Women of Jazz diversify into clothing business

COVID-19 inspires the songbirds to realise their childhood dreams of owning casual wear brands. Kgarebe, Che’ri and Jazzing Up are the buzz of fashionistas


With the music industry going through a period of uncertainty where it is forced to adapt to unprecedented changes due to COVID-19, Botswana’s leading women of jazz are diversifying their product offerings by going into the clothing industry, Time Out has established.

Kearoma Rantao, Punah Gabasiane-Molale, and Nono Siile have introduced clothing brands that are the buzz of the local market and seem poised to take over.

This is not to say the songbirds are quitting their music side. Not at all. It’s about maximizing earnings through different revenue streams for these artists to protect themselves against unanticipated risks that have come with the unprecedented pandemic.

Nono Siile of “Borre” fame has a T-shit brand called “Kgarebe,” which is the title of her first album in 2007. In her words, Kgarebe is a woman who takes good care of herself and doesn’t give up despite the different curve balls that life keeps throwing her way. She is currently working on a T-shirt brand for men to be called “Lekau” before expanding her product line to bucket hats, leggings, caps and flip-flops.

“During these hard times, it is important to increase one’s revenue streams by pushing one’s own brand,” Nono coos. “I have always had the idea of pursing this dream of mine. It’s only that I was busy with making my four music albums.”

Another jazz songbird, Kearoma Rantao, is the proud owner of Che`ri, her clothing brand that was inspired by love for herself and the beautiful women around her. Rantao grew up in Lobatse where “Che`ri” was street lingo to refer to a good looking woman. Three months into her clothing venture, she says men are already suggesting the “Autie” version.

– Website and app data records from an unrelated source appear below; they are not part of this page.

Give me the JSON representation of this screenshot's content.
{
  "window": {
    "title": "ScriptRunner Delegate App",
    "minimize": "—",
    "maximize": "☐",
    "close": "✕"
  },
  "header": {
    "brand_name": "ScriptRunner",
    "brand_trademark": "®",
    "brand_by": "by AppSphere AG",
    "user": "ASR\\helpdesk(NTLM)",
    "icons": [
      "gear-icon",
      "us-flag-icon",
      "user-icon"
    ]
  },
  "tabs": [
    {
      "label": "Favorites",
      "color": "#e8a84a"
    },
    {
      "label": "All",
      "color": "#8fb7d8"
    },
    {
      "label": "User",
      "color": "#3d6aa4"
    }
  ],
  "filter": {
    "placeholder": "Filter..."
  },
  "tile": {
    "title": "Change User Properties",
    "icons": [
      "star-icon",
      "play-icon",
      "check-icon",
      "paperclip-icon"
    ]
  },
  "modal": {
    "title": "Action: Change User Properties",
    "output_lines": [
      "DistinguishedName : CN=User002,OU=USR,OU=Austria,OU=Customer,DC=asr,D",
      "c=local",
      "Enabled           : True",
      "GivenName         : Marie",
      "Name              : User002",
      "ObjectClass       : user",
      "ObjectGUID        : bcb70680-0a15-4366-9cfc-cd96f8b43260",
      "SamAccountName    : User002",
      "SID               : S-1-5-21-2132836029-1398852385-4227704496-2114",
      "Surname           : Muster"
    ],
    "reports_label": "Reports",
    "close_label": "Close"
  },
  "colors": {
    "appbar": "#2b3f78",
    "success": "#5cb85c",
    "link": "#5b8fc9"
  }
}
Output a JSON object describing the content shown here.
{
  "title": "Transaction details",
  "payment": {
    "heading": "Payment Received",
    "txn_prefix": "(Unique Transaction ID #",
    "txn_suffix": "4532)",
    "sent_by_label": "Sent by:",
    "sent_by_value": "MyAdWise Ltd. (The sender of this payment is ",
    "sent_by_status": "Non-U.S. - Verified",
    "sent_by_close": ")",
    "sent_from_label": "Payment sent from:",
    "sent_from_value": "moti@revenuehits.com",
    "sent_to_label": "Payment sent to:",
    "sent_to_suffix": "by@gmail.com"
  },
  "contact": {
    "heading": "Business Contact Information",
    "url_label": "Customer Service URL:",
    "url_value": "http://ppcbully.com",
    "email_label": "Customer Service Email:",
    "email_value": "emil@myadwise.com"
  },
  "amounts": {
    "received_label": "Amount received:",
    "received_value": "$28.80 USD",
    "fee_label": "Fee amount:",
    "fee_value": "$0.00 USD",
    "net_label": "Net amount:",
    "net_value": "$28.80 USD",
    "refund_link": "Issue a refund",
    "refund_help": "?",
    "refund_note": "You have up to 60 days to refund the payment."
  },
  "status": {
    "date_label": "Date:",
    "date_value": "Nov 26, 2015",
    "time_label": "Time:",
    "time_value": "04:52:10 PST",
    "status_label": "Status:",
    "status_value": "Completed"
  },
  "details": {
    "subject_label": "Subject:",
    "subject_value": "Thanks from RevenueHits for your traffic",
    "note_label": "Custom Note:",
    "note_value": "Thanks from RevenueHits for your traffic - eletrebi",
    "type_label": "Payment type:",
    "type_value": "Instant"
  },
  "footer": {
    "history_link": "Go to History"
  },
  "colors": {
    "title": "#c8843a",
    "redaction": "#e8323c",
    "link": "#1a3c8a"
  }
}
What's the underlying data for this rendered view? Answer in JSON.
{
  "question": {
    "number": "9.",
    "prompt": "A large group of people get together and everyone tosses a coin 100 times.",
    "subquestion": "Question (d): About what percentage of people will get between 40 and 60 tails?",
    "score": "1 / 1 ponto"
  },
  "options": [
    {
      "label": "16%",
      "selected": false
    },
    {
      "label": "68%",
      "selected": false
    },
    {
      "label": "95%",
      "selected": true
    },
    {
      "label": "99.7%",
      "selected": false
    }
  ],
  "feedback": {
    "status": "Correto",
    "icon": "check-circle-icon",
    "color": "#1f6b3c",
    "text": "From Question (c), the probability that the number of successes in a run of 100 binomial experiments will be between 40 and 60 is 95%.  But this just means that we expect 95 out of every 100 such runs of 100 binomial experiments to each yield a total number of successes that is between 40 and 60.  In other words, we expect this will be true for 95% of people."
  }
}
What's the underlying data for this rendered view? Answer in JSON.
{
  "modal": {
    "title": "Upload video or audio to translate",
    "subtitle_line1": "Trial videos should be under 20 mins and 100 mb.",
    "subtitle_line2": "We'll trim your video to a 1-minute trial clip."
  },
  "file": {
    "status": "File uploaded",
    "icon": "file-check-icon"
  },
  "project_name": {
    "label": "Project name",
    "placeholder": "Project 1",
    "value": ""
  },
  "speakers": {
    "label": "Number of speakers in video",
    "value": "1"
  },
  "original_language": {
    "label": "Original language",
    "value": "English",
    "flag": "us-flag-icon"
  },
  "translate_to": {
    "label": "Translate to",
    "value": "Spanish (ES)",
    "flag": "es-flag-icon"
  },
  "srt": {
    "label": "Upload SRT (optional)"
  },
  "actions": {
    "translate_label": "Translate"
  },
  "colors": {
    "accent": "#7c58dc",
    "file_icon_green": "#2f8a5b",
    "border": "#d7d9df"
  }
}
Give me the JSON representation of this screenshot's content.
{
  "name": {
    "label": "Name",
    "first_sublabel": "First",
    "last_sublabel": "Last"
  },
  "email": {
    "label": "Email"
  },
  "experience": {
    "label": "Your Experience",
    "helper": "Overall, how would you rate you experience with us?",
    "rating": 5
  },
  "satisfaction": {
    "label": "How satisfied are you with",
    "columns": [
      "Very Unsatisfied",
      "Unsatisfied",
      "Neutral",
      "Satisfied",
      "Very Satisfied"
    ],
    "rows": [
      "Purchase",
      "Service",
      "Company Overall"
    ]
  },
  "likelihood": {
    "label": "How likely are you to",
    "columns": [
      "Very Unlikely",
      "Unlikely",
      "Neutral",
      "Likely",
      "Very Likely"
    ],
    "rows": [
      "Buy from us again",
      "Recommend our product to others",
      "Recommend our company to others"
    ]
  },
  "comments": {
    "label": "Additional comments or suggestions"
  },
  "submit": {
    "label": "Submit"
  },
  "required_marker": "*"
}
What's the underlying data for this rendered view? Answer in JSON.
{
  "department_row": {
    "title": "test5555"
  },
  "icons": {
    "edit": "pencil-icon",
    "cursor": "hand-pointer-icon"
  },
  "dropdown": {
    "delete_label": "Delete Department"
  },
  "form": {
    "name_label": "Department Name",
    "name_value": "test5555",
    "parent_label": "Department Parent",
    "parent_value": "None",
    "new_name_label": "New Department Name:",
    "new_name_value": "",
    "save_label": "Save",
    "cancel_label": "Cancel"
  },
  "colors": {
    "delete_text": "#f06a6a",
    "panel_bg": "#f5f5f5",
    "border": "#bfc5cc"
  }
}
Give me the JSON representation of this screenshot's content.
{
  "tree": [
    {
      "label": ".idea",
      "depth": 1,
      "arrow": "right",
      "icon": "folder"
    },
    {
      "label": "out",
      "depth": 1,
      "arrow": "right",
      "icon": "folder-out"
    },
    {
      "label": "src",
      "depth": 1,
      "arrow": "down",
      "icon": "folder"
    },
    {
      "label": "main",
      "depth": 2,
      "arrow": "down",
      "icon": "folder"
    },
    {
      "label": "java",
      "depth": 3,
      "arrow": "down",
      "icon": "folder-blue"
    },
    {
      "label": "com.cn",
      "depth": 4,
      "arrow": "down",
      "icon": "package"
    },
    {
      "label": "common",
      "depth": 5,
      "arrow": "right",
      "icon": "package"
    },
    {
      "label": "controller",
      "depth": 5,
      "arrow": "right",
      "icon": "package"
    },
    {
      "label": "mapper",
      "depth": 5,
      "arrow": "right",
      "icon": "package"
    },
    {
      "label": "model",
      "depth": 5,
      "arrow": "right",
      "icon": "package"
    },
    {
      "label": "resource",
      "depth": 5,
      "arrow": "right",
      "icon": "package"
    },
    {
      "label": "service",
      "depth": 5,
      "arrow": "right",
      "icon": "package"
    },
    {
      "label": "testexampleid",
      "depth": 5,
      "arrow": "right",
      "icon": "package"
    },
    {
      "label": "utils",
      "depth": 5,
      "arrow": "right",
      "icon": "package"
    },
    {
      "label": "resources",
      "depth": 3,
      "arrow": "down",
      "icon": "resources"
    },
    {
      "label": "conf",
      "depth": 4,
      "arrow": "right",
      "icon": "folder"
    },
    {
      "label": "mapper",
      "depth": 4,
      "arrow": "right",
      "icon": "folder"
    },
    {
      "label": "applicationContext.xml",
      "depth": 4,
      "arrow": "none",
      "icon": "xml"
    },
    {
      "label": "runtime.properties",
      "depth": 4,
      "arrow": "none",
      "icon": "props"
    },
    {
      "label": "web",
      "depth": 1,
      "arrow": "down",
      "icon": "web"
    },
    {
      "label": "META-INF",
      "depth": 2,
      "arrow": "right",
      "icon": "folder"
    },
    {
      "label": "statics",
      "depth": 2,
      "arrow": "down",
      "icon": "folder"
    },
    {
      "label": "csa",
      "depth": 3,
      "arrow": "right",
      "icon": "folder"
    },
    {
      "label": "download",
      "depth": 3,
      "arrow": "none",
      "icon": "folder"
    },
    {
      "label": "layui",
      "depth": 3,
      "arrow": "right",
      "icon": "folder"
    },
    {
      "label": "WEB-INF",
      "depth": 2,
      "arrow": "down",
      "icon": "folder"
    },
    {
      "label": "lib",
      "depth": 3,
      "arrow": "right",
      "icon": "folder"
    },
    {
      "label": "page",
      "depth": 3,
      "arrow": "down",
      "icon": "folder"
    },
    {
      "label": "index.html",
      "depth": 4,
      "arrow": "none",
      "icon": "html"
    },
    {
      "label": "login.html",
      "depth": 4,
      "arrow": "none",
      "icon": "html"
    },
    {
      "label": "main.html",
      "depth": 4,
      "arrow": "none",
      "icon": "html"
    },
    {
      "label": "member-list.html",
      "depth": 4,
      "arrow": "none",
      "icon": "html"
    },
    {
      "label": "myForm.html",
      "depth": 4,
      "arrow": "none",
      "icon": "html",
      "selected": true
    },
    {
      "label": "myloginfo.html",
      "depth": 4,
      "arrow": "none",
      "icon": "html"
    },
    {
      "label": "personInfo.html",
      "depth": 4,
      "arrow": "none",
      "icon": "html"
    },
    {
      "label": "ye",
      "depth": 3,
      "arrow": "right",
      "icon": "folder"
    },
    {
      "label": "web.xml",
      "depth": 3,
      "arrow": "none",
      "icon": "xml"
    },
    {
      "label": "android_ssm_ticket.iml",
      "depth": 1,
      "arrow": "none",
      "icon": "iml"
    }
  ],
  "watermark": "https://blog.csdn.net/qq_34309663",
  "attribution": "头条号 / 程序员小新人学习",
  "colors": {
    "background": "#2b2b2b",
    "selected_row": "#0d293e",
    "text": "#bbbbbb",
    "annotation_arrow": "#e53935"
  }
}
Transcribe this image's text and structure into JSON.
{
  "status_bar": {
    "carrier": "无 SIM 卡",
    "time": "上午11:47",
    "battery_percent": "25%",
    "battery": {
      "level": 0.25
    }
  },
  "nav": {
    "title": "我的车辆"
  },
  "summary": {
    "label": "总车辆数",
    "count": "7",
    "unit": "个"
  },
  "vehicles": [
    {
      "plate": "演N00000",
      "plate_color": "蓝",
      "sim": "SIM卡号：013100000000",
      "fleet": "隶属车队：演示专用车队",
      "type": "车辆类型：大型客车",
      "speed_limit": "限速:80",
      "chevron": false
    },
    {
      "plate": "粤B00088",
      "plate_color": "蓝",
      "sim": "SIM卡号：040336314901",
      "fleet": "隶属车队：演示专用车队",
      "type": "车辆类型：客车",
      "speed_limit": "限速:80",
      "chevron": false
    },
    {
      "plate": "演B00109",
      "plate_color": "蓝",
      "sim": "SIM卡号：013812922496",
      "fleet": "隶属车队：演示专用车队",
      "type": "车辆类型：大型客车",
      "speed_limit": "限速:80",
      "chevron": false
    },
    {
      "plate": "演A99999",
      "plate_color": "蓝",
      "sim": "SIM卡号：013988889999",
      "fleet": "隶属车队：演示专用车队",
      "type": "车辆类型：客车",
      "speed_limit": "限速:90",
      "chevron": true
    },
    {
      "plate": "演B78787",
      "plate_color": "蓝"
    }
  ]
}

In her own words: “For years, I have had many ideas that I shelved for the future, including my dreams and aspirations when I was a little girl. But I got so immersed in music and its lifestyle that all the other plans got overshadowed and were almost forgotten. It was not until last year when COVID-19 happened that I woke up one day and remembered that I had things to do other than music. I reached into my archives and hauled out Che`ri and we have had orders from the first day to date.”

The First Lady of Jazz, Punah Gabasiane-Molale, has a clothing brand called “Jazzing Up,” which was derived from the name of her latest album. The artist was inspired to diversify her product offering after COVID-19 shut down the performing arts. She started selling branded T-shirts, masks, and T-shirt dresses and the merchandise is receiving rave reviews from its target market.

“It is now the eleventh month with no source of income for us as artists, so it is important to diversify,” Punah says. “In addition, after receiving my share of the Ministry of Youth, Youth and Culture grant from the COVID-19 Relief Fund, I went and bought chicken layers and I am selling eggs to keep myself busy and my family fed.”